If Aston Martin is to survive – sales halved to 4000-odd in 2014 – it needs to secure a bigger customer base, and new products like the Aston Martin DBX Concept suggest the company is fully aware of this. The DBX Concept, described as a sport crossover, paves the way for a new type of product for the brand. It was created “to explore possibilities in the luxury GT segment” and obviously to pique the interest of a much larger global audience.
Aston Martin chief executive, Andy Palmer, said the DBX Concept does not yet have a green light for production but hinted that something like it will get the go-ahead in the not-too-distant future. He was possibly referring to the electric motors being replaced by one that burns hydrocarbons. This was a what-if design exercise, after all.

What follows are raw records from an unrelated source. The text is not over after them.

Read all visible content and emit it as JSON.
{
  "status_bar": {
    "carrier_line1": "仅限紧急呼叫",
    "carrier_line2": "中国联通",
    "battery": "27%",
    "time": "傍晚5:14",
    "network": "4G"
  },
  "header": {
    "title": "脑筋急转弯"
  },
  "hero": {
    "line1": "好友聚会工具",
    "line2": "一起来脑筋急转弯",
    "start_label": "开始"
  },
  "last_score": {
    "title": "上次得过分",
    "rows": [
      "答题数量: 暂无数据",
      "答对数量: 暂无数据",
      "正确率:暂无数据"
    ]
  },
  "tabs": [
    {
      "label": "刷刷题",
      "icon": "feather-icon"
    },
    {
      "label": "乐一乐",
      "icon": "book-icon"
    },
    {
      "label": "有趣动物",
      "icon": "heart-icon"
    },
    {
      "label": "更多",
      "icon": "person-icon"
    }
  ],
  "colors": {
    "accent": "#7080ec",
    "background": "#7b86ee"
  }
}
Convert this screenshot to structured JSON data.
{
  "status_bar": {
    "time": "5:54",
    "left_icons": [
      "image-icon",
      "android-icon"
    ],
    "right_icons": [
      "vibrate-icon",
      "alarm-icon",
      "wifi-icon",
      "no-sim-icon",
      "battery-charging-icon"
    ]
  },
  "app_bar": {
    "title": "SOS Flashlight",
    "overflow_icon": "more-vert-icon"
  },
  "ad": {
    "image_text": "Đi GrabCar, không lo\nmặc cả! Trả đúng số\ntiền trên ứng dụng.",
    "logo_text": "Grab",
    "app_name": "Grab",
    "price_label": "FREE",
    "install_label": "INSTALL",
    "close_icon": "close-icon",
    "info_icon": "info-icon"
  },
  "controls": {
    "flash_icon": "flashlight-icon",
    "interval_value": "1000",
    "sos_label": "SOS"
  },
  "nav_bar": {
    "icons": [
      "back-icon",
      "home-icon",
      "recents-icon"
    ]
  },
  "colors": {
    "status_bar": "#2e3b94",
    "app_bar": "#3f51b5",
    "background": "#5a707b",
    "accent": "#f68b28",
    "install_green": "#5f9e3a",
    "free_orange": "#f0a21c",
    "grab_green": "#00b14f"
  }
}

The DBX concept incorporates style, luxury, and practicality in an environmentally responsible setting. Design work was conducted by Marek Reichman, and the result is an evolution of the company’s existing design language. The concept featured electric motors driving all four wheels, powered by lithium sulphur cells. Electric steering was a by-wire affair. Though only a two-door offering, the high-rider had seats for four. External features included a coupe-style plunging roofline, LED headlights, carbon ceramic brakes and an energy recovery system. External mirrors were replaced by rear view cameras.
The four-seater offered generous luggage capacity by virtue of the fact that its rear trunk was complemented by a forward load bay. Other forward-thinking technology included auto-dimming strengthened glass, upholstery in Nubuck leather (velvet-like texture), and front passenger head-up displays. Palmer said a vehicle such as the DBX Concept will broaden the appeal of Aston Martin to an entirely new group of customers, and will also fit in tidily with the rest of the range.